We tried to get some sleep as soon as we left Chicago to force ourselves to be more in sync with the Hong Kong time zone. I managed to get an hour or two of sleep but that was it and it's not because I couldn't sleep more. After my short cat nap I found out we going to fly right over the North Pole instead of over Alaska as the live route map showed before we left Chicago. So, I was very interested in seeing how that would turn out and where we'd show up on the other side.
The following picture (a snapshot of the in flight tv monitor) shows our flight path from Calgary to Hong Kong via Chicago and over the North Pole. We passed over the North Pole just under 6 hours after take off from Chicago at an altitude of approximately 35000 feet, where the outside temperature was approximately -59°C. I looked real hard to see if I could spot Santa down there, but it was just too dark to see anything!
We saw our first glimpse of sunlight, at least that which was bright enough to photograph, approximately one and a half hours or approximately 800 miles after passing over the North Pole. The following is a picture of that sunrise and the location where it was taken is over Ostrov Bolshevik, an Island just north of Eastern Russia (Siberia) as shown on the map above.
Approximately 3/4 of an hour later, or approximately 400 miles, it was bright enough to start to see things outside as shown in the pictures below. The location where these were taken is not far from the northern coast of Eastern Russia (Siberia) as shown on the map above marked as 'ground visible'.
The following is a picture of the first community I spotted with my binoculars (it's in the center of the picture just to the right of the river). According to my world atlas there are communities further north than this. This picture was taken about an hour after those above and at a location just south of the Arctic Circle.
The following is a picture of the first sign of life, smoke coming from something down there. I tried but could not make out the source with my binoculars. This picture was taken about 15 minutes after the one above.
This is just an interesting landmark that is visible in satellite images of the earth.
That's the northern shore of the massive Lake Baikal down there. This lake is over 600km long and 80km wide and it contains one-fifth of the earth's fresh water. That's nearly 3 times more fresh water than there is in all of Canada. We passed over the south/west end of Lake Baikal just after passing by the city Irkutsk. Those of you who remember me talking about wanting to take the Trans Mongolian Railway from Hong Kong to St Petersburg may be interested to know that the Trans Mongolian Railway passes around the south/west end of Lake Baikal and makes a stop in Irkutsk. The sun is very low on the horizon and about to set so its getting harder to see the ground and take pictures.

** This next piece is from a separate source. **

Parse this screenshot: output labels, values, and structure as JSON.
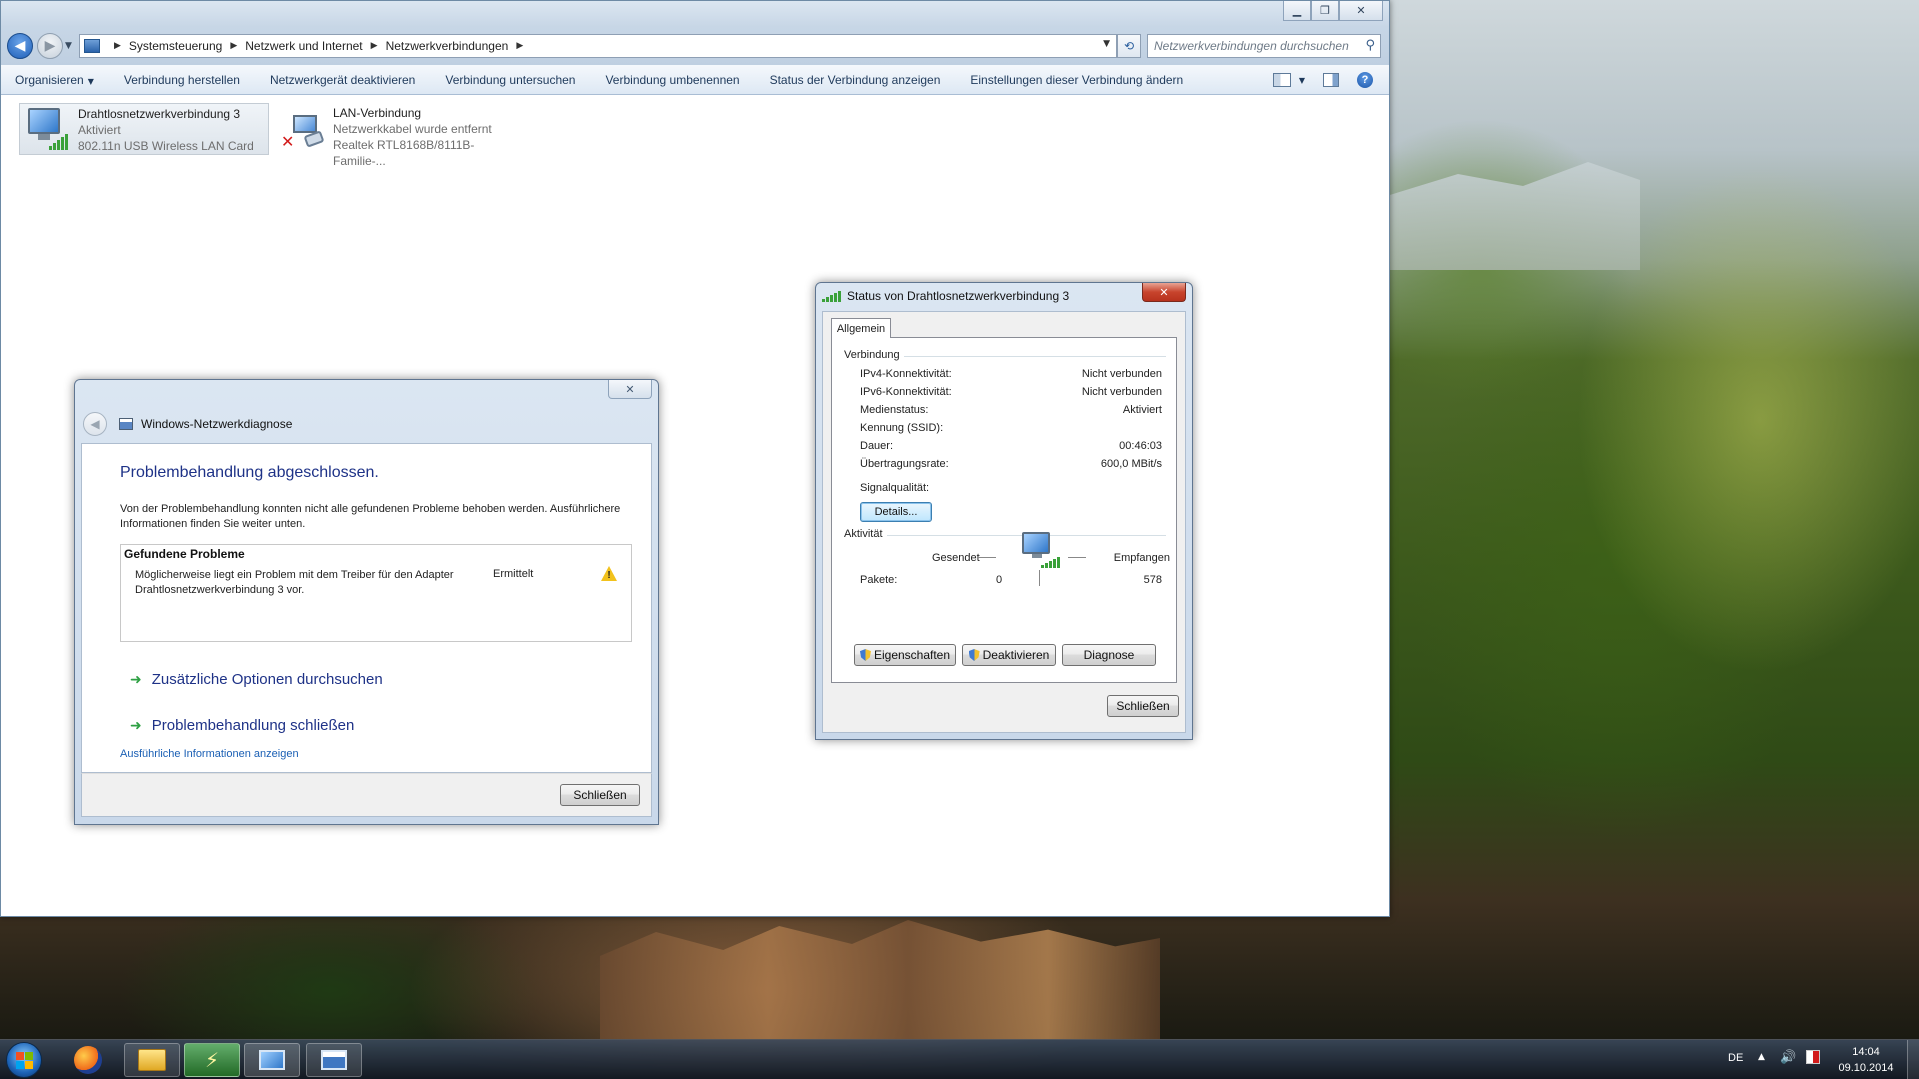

About half way between Irkutsk and Ulaanbaatar I spotted a Large jet speeding by in the opposite direction. By the time I got my camera out all that was left was its trail. At the time I was very surprised how close it was, but now after doing some research I see it likely wasn't a big deal. When that jet passed us we were less than 150 miles from both the Irkutsk and Ulaanbaatar airports, so at that distance it's probable normal for planes to fly a little closer to one another.

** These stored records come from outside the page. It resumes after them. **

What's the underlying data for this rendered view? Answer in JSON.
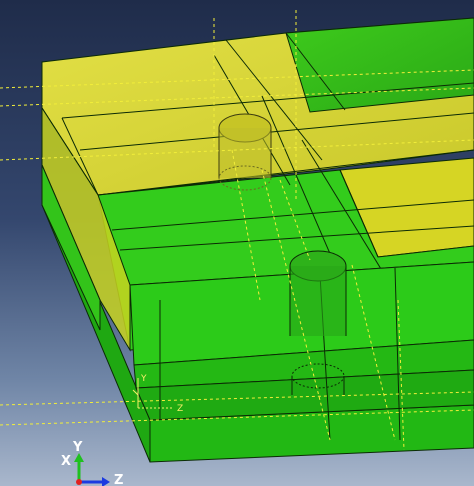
{
  "viewport": {
    "background_top": "#1f2c4a",
    "background_bottom": "#a9b7cc"
  },
  "model": {
    "colors": {
      "part_green": "#27d11a",
      "part_yellow": "#d8d824",
      "edge": "#0b2a05",
      "datum_lines": "#f2ee3a"
    }
  },
  "local_csys": {
    "y_label": "Y",
    "z_label": "Z"
  },
  "view_triad": {
    "x_label": "X",
    "y_label": "Y",
    "z_label": "Z",
    "colors": {
      "x": "#e02020",
      "y": "#20c020",
      "z": "#1c3ae0"
    }
  }
}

The sun set just about the time we passed near Ulaanbaatar. At that time the lighting conditions were such that it was impossible to take a decent photo of the ground, but I do recall telling Justin about passing near a fairly large community.
I took many other pictures, including many that show the massive amounts of logging that has occurred in Siberia, but they weren't that clear and a lot of that stuff is visible in satellite images of the earth.
We flew into Hong Kong International Airport following a path to the west of Hong Kong and Kowloon, so we didn't have an opportunity to take any good night time pictures before landing. We landed at about 9:10pm local time, which was only about 10 minutes behind schedule, not bad considering we left Chicago an hour late.